Dataset excerpts ::
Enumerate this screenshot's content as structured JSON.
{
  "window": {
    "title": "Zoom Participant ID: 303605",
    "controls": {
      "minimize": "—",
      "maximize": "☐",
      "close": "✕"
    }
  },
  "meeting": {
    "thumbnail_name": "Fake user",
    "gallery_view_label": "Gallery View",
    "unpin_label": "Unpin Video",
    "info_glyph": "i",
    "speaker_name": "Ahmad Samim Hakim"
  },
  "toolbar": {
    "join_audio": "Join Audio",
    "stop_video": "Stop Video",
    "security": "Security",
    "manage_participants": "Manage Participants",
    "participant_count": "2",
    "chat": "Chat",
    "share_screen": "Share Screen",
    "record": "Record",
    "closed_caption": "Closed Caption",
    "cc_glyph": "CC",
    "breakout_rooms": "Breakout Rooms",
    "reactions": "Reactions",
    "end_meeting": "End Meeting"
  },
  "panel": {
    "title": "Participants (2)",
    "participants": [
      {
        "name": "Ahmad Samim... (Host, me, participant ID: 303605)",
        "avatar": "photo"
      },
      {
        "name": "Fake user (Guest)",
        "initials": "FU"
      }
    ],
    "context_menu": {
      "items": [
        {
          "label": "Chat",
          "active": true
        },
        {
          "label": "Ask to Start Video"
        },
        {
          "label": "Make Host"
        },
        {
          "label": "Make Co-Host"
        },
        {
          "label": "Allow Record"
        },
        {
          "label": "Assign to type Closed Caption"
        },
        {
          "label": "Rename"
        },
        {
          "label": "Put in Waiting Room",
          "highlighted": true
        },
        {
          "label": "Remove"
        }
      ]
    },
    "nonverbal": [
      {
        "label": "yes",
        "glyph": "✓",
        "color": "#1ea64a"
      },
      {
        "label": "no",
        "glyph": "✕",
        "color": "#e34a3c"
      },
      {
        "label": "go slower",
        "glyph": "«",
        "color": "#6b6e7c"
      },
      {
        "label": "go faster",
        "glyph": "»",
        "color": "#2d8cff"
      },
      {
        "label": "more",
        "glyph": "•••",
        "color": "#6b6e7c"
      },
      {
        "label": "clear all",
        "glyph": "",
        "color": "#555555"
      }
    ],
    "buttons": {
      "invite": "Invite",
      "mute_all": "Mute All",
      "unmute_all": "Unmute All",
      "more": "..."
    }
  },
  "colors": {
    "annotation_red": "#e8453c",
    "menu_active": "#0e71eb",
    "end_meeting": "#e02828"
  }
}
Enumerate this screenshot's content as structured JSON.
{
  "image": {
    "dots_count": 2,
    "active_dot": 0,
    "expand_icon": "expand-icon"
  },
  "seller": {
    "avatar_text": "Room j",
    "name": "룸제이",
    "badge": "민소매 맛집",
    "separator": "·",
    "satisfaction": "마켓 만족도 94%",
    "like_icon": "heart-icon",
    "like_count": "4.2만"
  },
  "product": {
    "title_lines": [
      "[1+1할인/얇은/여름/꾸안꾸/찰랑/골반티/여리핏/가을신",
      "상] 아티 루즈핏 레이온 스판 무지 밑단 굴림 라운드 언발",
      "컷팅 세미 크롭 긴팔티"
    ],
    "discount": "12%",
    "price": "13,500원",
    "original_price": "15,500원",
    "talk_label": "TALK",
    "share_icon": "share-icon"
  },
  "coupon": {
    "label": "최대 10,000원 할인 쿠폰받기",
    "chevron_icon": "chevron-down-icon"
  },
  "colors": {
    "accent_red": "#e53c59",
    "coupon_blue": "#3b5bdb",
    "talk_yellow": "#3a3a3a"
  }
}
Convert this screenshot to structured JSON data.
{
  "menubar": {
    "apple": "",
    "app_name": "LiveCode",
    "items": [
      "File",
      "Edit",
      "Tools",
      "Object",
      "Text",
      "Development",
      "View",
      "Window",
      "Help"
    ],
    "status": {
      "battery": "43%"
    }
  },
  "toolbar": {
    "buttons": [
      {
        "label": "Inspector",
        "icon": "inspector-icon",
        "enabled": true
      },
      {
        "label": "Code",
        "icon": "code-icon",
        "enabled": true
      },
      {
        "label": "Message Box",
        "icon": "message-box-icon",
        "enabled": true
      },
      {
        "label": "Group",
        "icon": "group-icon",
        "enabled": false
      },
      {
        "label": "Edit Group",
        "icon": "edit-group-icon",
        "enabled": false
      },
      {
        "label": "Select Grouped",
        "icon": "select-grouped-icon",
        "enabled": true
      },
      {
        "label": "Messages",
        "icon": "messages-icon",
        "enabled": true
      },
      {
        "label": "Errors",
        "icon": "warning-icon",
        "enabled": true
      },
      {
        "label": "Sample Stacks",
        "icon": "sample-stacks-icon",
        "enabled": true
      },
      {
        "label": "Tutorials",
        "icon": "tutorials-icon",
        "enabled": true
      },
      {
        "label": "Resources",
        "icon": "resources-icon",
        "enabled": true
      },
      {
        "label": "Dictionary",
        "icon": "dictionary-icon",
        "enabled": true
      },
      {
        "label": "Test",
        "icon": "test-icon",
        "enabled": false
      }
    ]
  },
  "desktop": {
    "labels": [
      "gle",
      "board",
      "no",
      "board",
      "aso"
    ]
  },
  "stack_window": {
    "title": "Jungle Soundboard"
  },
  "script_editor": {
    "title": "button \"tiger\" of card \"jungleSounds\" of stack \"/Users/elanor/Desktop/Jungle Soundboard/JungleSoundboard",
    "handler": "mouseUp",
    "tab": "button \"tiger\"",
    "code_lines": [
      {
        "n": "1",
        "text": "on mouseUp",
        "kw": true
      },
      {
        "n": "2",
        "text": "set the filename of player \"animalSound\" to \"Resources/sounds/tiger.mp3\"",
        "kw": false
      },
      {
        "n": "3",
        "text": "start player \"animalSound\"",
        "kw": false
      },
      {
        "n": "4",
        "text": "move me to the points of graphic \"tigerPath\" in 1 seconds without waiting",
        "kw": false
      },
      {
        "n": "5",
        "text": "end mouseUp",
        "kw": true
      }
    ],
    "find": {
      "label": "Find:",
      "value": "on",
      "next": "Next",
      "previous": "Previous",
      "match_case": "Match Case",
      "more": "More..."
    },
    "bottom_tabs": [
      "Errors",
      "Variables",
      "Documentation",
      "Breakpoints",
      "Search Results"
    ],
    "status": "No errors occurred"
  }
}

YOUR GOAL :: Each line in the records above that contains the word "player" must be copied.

COMPLETED EXERCISE ::
        "text": "set the filename of player \"animalSound\" to \"Resources/sounds/tiger.mp3\"",
        "text": "start player \"animalSound\"",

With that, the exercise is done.